Foods you should avoid.
Some foods are associated with an increased risk for chronic inflammation. Consider reducing consumption of following :
- Sugar drinks: Soft drinks and fruit juice
- Reconstituted carbohydrates: White bread, white pasta, etc.
- Basics: Biscuits, sweets, cakes and ice cream
- Processed meat: Sausages, cold cuts and minced meat
- Processed snacks: Biscuits, potato chips and baked goods
- Some oils: Seed oil and processed vegetables, such as soybean or corn oil.
- Trans fat: Foods with partially hydrogenated ingredients
Food to eat:
Include many of these anti-inflammatory foods in your diet:
- Vegetables: Broccoli, cabbage, Brussels sprouts, carrots, etc.
- Fruits: Especially berries with a deep, dark color, such as grapes or cherries
- High fat products: Avocado and olives
- Healthy fatty acids: Olive oil and coconut oil
- Heavy fish: Salmon, sardines, herring, mackerel and anchovies
- Nuts: Almonds and other nuts
- Peppers: common peppers and chili peppers
- Chocolate: Dark chocolate
- Spices: turmeric, fenugreek, cinnamon, etc.
- Tea: green tea
Useful tips to reduce inflammation.
Once you have set your new daily healthy schedule, you should also include other healthy habits as part of an anti-inflammatory lifestyle:
Substances: Some ingredients can reduce inflammation, such as fish oil or turmeric.
Regular physical activity: Exercise can block the symptoms of inflammation in your body and increase the risk of serious diseases.
Sleep: Getting enough sleep is very important. Researchers have found that a bad night’s sleep increases inflammation in the body.
The benefits of a better lifestyle:
- An anti-inflammatory diet, as well as exercise and good sleep can give you many benefits:
- Improvements in the symptoms of osteoarthritis, inflammatory bowel disease, lupus and other autoimmune diseases.
- Reduce the risk of obesity, heart disease, diabetes, depression, cancer and other diseases
- Lower levels of inflammation in your blood
- Improved blood sugar, cholesterol and triglyceride levels.
- Improvement in energy level and mood
Chronic inflammatory reactions are unhealthy and can cause infection.
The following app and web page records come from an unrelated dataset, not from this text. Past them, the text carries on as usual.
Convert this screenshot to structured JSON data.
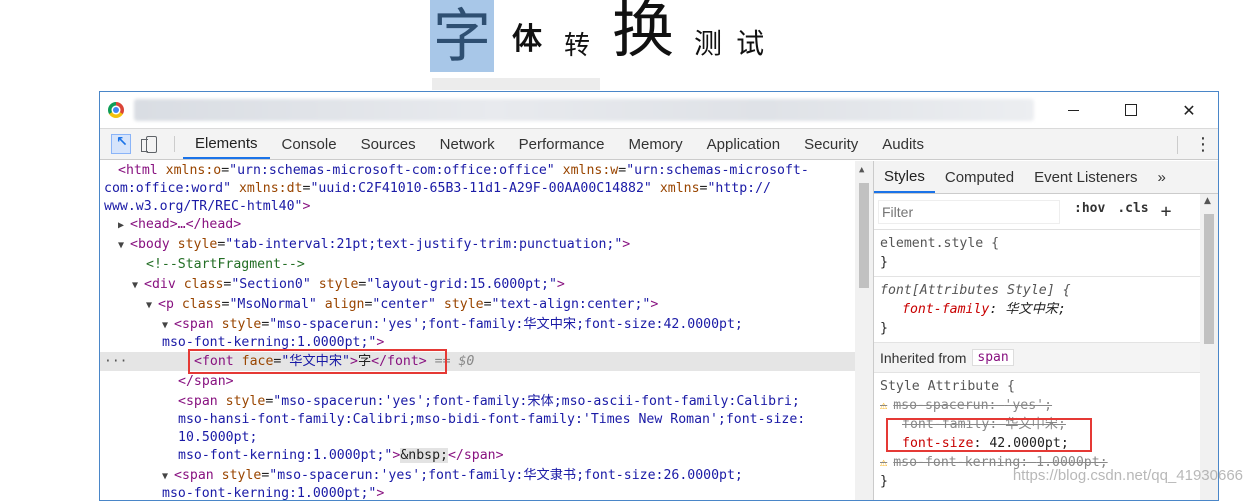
{
  "page_heading": {
    "chars": [
      "字",
      "体",
      "转",
      "换",
      "测",
      "试"
    ]
  },
  "devtools": {
    "tabs": [
      "Elements",
      "Console",
      "Sources",
      "Network",
      "Performance",
      "Memory",
      "Application",
      "Security",
      "Audits"
    ],
    "active_tab": "Elements",
    "window_controls": {
      "close": "✕"
    }
  },
  "elements_code": {
    "l1": {
      "tag_open": "<html ",
      "a1": "xmlns:o",
      "v1": "\"urn:schemas-microsoft-com:office:office\"",
      "a2": " xmlns:w",
      "v2": "\"urn:schemas-microsoft-"
    },
    "l2": {
      "v2b": "com:office:word\"",
      "a3": " xmlns:dt",
      "v3": "\"uuid:C2F41010-65B3-11d1-A29F-00AA00C14882\"",
      "a4": " xmlns",
      "v4": "\"http://"
    },
    "l3": {
      "v4b": "www.w3.org/TR/REC-html40\"",
      "close": ">"
    },
    "l4": {
      "text": "<head>…</head>"
    },
    "l5": {
      "tag": "<body ",
      "a": "style",
      "v": "\"tab-interval:21pt;text-justify-trim:punctuation;\"",
      "close": ">"
    },
    "l6": {
      "comment": "<!--StartFragment-->"
    },
    "l7": {
      "tag": "<div ",
      "a1": "class",
      "v1": "\"Section0\"",
      "a2": " style",
      "v2": "\"layout-grid:15.6000pt;\"",
      "close": ">"
    },
    "l8": {
      "tag": "<p ",
      "a1": "class",
      "v1": "\"MsoNormal\"",
      "a2": " align",
      "v2": "\"center\"",
      "a3": " style",
      "v3": "\"text-align:center;\"",
      "close": ">"
    },
    "l9": {
      "tag": "<span ",
      "a": "style",
      "v": "\"mso-spacerun:'yes';font-family:华文中宋;font-size:42.0000pt;"
    },
    "l10": {
      "v": "mso-font-kerning:1.0000pt;\"",
      "close": ">"
    },
    "l11": {
      "tag": "<font ",
      "a": "face",
      "v": "\"华文中宋\"",
      "mid": ">",
      "text": "字",
      "end": "</font>",
      "ref": " == $0"
    },
    "l12": {
      "text": "</span>"
    },
    "l13": {
      "tag": "<span ",
      "a": "style",
      "v": "\"mso-spacerun:'yes';font-family:宋体;mso-ascii-font-family:Calibri;"
    },
    "l14": {
      "v": "mso-hansi-font-family:Calibri;mso-bidi-font-family:'Times New Roman';font-size:"
    },
    "l15": {
      "v": "10.5000pt;"
    },
    "l16": {
      "v": "mso-font-kerning:1.0000pt;\"",
      "close": ">",
      "text": "&nbsp;",
      "end": "</span>"
    },
    "l17": {
      "tag": "<span ",
      "a": "style",
      "v": "\"mso-spacerun:'yes';font-family:华文隶书;font-size:26.0000pt;"
    },
    "l18": {
      "v": "mso-font-kerning:1.0000pt;\"",
      "close": ">"
    }
  },
  "styles": {
    "subtabs": [
      "Styles",
      "Computed",
      "Event Listeners",
      "»"
    ],
    "filter_placeholder": "Filter",
    "hov": ":hov",
    "cls": ".cls",
    "plus": "+",
    "element_style": "element.style {",
    "close_brace": "}",
    "attr_selector": "font[Attributes Style] {",
    "attr_prop": "font-family",
    "attr_val": "华文中宋;",
    "inherited_label": "Inherited from",
    "inherited_tag": "span",
    "style_attr": "Style Attribute {",
    "rules": [
      {
        "prop": "mso-spacerun",
        "val": "'yes';",
        "struck": true,
        "warn": true
      },
      {
        "prop": "font-family",
        "val": "华文中宋;",
        "struck": true,
        "warn": false
      },
      {
        "prop": "font-size",
        "val": "42.0000pt;",
        "struck": false,
        "warn": false
      },
      {
        "prop": "mso-font-kerning",
        "val": "1.0000pt;",
        "struck": true,
        "warn": true
      }
    ]
  },
  "watermark": "https://blog.csdn.net/qq_41930666"
}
In many cases, diet and lifestyle choices you make can make the inflammatory condition worse. You should choose anti-inflammatory foods to maintain good health, reduce the risk of disease and improve your quality of life.